• **Aim of the exercise**
Among the entries, find the lines with the string "работу" and report them.

• **Exercise data**
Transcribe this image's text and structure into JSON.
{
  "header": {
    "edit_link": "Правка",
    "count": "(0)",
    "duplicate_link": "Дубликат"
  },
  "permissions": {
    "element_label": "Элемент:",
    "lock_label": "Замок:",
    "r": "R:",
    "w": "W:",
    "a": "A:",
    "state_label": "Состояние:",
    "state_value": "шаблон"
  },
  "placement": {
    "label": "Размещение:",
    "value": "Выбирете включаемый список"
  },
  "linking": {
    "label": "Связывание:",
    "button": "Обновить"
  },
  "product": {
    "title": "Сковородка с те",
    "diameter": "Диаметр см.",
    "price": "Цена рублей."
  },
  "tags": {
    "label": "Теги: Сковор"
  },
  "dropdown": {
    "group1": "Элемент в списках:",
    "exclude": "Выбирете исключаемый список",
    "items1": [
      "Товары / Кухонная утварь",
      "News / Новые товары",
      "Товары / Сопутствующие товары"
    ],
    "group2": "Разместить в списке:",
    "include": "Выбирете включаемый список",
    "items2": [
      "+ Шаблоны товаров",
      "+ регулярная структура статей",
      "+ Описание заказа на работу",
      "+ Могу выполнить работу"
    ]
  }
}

• **Answer for this exercise**
      "+ Описание заказа на работу",
      "+ Могу выполнить работу"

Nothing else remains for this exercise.